'''
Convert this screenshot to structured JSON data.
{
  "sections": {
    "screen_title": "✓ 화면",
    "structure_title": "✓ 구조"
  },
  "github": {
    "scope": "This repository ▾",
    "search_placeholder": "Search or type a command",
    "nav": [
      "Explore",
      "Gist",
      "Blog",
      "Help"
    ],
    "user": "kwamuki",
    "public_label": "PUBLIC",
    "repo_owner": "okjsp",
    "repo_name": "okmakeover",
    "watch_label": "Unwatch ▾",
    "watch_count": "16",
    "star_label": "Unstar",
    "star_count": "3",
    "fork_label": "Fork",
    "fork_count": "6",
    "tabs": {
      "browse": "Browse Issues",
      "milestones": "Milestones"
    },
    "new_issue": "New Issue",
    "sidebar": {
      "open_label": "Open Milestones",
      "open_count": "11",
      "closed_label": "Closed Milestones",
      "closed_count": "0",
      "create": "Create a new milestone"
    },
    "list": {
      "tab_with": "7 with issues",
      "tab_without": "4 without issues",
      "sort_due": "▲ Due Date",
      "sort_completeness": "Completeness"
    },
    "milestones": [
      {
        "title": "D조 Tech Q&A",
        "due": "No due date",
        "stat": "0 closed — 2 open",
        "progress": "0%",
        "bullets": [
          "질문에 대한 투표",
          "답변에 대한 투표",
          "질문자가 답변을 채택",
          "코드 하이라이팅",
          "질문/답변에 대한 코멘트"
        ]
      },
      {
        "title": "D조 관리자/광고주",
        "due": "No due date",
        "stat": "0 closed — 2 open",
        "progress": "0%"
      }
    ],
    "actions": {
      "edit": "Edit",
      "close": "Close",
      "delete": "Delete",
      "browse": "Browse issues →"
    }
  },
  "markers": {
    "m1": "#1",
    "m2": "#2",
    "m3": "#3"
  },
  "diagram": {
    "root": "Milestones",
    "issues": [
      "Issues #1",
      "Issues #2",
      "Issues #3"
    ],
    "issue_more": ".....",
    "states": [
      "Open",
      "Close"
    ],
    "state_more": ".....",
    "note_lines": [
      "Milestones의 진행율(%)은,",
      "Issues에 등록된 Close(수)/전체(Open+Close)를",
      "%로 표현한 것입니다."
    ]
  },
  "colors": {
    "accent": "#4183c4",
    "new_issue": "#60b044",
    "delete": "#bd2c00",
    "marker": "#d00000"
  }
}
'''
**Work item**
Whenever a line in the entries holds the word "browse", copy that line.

**Response to the exercise**
      "browse": "Browse Issues",
      "browse": "Browse issues →"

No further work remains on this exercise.